Join Date: Nov 2004
Feedback Score: 0 reviews
Re: Break in theory of diesel engines .....myth?
my unqualified and uneducated opinion on this matter, is that this reputation comes from the days long gone, where diesels were primarily used in commercial truck applications, and highway busses only, you couldn't get a diesel in every pick up truck in 1965. these large, mammoth engines that powered these vehicles 40 years ago, and even today, run at very low rpms, which certainly helps them to go the distance. my 6-71 is governed at 1900 rpm. that's all she'll do. if you take a modern gas engine, and run it down the highway at 1900, i bet she'll go 500,000 miles too before an overhaul is needed. unfortunately, with todays higher revving diesels, this is no longer true. i don't really remember that well, but when i had my 2000 powerstroke f-350, it redlined well into the upper 3,000's if my memory serves me correctly, i'm sure all you guys know for sure. well, that's almost twice what the big boys turn. no to mention, the highway trucks were designed to go millions of miles, and the engines were assembled with that in mind. you're kidding yourself if you think the international 7.3l is put together with any more care, or with any more precision than say the new chevy pick up truck gas motors.
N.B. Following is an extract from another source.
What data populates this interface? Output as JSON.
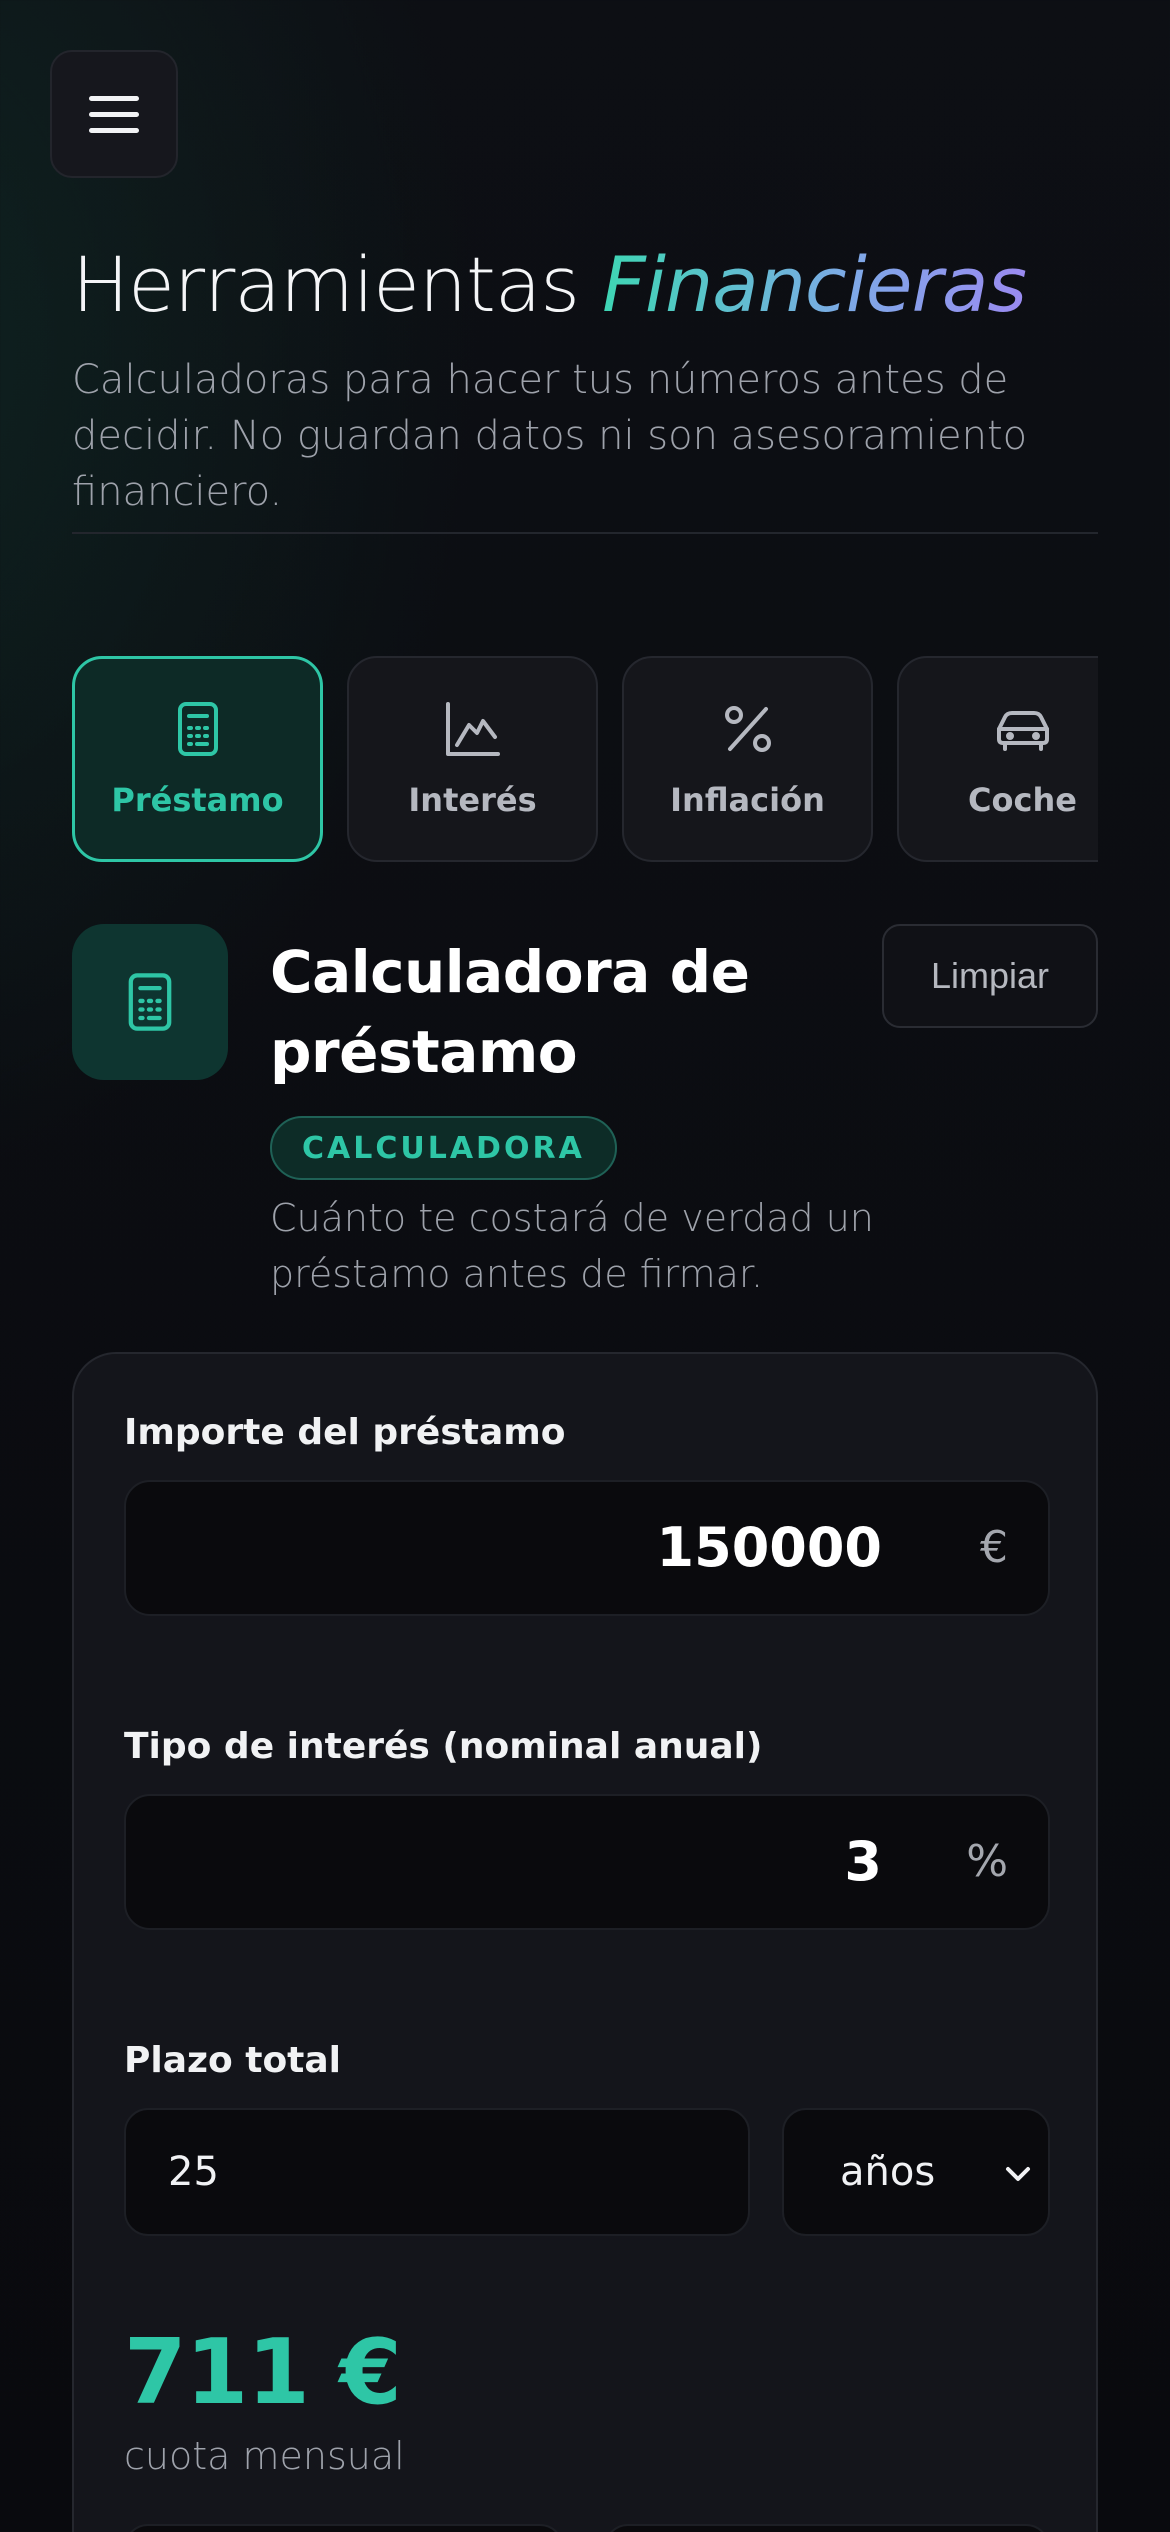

really big crew cab dually on a 1985 GMC Topkick chassis with Cat 3208, Allison auto trans, and airbrakes. 1955 GMC Scenicruiser bus, 8v-71, Allison 6 speed auto. 1966 GMC 4107 bus, 8v-71, 4 speed spicer/grinder.